ER: Number one: independence, so it can make truly merit-based cost-benefit analysis decisions on what to fund and what not – that’s number one. Number two, I think it has to be properly capitalised, so that that initial capital can help us leverage private funds, and I’d say . . . all of the tools that involve the private sector have to be given to the bank for its purview [for example, disbursing loan guarantees under the government’s existing TIFIA lending programme]. And then number three, it has to be the vehicle for national or regional projects . . . so those are the three components that I think are absolutely inviolate.
II: What do you believe would be a substantial-enough size that would allow this bank to really make an impact in infrastructure financing?
ER: I would like to see a multi-year commitment of at least $10 billion dollars a year for five years, $50 billion dollars, I would say.
I think the concept that we're talking about is more and more understood
FR: At least.
ER: At least.
FR: But the ‘multi-year’ is important because you really can’t go on one of these things and six months later have to pack it in. So the government has a role, the private sector has a role, and it should be properly capitalised.
II: Ambassador Rohatyn, you make the point in your book, Bold Endeavours, that America’s transportation history has been marked by a series of bold endeavours, from the Erie Canal, to the transcontinental railroad and the Interstate Highway System. What do each of you see as the next ‘bold endeavour’ for the American economy’s infrastructure?
ER: The bold endeavour, I would say, is to build a first-class high-speed national rail system.
ER: Like Europe has, like Asia has. I mean, Americans go to Europe and Asia and they come back and they tell me, ‘why can’t we have that?’ The answer is: we can, we should, and we must.

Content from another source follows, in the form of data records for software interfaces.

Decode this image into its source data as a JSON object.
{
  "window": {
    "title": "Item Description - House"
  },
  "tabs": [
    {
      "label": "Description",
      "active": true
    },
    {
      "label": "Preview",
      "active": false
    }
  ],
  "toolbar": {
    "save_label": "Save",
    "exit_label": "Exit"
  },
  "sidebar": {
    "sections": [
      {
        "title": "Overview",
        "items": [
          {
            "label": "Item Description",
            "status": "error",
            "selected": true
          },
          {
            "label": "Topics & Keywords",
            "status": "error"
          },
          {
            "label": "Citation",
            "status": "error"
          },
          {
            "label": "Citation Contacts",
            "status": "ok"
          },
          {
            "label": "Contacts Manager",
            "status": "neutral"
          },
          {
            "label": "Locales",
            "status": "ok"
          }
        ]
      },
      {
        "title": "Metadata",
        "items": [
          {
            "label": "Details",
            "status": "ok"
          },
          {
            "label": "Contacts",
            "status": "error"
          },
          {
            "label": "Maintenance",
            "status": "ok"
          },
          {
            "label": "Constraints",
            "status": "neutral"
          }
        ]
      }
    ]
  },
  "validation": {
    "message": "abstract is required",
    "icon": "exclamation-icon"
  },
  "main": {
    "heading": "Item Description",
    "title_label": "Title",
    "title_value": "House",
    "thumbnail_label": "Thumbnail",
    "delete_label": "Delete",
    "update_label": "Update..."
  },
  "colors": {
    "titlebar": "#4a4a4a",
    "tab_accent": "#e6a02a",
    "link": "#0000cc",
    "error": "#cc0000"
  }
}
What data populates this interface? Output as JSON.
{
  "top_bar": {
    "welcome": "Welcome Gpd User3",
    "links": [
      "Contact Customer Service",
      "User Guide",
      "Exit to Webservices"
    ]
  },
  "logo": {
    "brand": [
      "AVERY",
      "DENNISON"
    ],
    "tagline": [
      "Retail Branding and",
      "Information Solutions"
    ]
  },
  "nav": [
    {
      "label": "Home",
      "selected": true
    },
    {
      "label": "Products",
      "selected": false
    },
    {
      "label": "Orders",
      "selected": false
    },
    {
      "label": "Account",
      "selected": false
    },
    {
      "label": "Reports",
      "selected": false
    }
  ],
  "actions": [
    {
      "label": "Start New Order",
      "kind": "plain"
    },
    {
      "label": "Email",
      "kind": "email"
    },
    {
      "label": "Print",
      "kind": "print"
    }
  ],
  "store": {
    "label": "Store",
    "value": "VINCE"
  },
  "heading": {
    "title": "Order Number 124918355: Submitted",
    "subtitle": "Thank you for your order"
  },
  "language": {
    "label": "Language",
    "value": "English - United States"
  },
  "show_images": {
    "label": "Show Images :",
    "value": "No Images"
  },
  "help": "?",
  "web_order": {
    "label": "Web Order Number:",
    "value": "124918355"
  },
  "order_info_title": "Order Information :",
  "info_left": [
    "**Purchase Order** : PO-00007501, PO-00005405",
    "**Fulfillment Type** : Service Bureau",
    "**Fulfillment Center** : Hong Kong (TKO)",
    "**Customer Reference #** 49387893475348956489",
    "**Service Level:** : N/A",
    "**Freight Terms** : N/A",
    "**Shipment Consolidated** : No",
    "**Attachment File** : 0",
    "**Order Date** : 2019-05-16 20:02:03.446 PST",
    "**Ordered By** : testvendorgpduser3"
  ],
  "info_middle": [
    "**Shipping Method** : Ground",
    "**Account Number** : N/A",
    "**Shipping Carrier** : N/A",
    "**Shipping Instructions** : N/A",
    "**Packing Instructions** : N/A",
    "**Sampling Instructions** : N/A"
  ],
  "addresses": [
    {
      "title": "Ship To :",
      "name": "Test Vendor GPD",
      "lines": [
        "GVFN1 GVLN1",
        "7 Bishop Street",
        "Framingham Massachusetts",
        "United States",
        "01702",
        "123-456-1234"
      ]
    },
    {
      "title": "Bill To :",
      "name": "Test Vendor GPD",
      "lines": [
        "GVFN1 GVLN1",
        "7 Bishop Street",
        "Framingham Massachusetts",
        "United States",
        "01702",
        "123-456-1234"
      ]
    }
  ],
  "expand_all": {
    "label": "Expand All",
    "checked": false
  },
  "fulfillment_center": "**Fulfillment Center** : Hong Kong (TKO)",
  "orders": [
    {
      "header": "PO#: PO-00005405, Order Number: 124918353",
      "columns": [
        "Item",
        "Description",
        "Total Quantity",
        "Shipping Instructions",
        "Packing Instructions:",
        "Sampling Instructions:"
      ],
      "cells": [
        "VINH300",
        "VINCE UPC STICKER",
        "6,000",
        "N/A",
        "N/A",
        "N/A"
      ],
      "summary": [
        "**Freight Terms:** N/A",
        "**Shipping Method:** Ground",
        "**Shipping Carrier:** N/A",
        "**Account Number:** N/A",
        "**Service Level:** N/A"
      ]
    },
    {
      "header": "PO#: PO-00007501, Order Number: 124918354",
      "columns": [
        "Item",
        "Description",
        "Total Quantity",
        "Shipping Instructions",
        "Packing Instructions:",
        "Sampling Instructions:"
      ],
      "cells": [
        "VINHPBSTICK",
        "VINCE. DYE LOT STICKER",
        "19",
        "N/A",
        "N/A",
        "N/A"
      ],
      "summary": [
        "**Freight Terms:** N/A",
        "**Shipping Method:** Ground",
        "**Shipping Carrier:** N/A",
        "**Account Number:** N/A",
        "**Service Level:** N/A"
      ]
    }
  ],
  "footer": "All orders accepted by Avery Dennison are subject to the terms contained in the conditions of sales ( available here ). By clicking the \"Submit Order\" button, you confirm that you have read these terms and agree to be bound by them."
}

The February issue of Infrastructure Investor magazine includes a full analysis of policymakers' views on the creation of a national infrastructure bank.